Dataset rows describing interfaces
__________
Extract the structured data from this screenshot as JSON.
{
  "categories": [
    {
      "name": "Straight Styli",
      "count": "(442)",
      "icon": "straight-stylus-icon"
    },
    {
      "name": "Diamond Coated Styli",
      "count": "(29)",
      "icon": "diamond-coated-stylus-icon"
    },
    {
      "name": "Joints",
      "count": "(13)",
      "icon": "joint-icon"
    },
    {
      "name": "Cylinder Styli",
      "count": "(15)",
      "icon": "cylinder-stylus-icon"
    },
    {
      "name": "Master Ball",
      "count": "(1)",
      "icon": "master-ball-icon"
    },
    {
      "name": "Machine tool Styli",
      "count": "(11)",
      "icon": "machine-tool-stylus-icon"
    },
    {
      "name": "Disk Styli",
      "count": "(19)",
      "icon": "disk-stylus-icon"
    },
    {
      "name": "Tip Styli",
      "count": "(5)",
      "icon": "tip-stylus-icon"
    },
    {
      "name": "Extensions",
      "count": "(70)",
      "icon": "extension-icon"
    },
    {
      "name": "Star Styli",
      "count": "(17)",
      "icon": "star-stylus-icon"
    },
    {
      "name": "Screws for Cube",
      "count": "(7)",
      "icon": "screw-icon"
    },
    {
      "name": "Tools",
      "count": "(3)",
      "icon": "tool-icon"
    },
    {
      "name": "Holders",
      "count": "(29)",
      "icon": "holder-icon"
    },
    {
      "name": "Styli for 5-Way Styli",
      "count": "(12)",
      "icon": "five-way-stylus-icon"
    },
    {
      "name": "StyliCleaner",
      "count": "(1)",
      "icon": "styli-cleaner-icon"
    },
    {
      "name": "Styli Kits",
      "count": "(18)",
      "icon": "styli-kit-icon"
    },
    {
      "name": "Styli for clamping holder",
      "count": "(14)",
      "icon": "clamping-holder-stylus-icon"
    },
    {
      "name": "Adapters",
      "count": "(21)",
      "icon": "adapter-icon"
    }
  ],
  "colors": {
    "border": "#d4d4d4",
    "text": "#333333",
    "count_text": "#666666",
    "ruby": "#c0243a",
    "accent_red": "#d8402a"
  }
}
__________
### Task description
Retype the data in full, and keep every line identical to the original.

### Worked solution
Extract the structured data from this screenshot as JSON.
{
  "categories": [
    {
      "name": "Straight Styli",
      "count": "(442)",
      "icon": "straight-stylus-icon"
    },
    {
      "name": "Diamond Coated Styli",
      "count": "(29)",
      "icon": "diamond-coated-stylus-icon"
    },
    {
      "name": "Joints",
      "count": "(13)",
      "icon": "joint-icon"
    },
    {
      "name": "Cylinder Styli",
      "count": "(15)",
      "icon": "cylinder-stylus-icon"
    },
    {
      "name": "Master Ball",
      "count": "(1)",
      "icon": "master-ball-icon"
    },
    {
      "name": "Machine tool Styli",
      "count": "(11)",
      "icon": "machine-tool-stylus-icon"
    },
    {
      "name": "Disk Styli",
      "count": "(19)",
      "icon": "disk-stylus-icon"
    },
    {
      "name": "Tip Styli",
      "count": "(5)",
      "icon": "tip-stylus-icon"
    },
    {
      "name": "Extensions",
      "count": "(70)",
      "icon": "extension-icon"
    },
    {
      "name": "Star Styli",
      "count": "(17)",
      "icon": "star-stylus-icon"
    },
    {
      "name": "Screws for Cube",
      "count": "(7)",
      "icon": "screw-icon"
    },
    {
      "name": "Tools",
      "count": "(3)",
      "icon": "tool-icon"
    },
    {
      "name": "Holders",
      "count": "(29)",
      "icon": "holder-icon"
    },
    {
      "name": "Styli for 5-Way Styli",
      "count": "(12)",
      "icon": "five-way-stylus-icon"
    },
    {
      "name": "StyliCleaner",
      "count": "(1)",
      "icon": "styli-cleaner-icon"
    },
    {
      "name": "Styli Kits",
      "count": "(18)",
      "icon": "styli-kit-icon"
    },
    {
      "name": "Styli for clamping holder",
      "count": "(14)",
      "icon": "clamping-holder-stylus-icon"
    },
    {
      "name": "Adapters",
      "count": "(21)",
      "icon": "adapter-icon"
    }
  ],
  "colors": {
    "border": "#d4d4d4",
    "text": "#333333",
    "count_text": "#666666",
    "ruby": "#c0243a",
    "accent_red": "#d8402a"
  }
}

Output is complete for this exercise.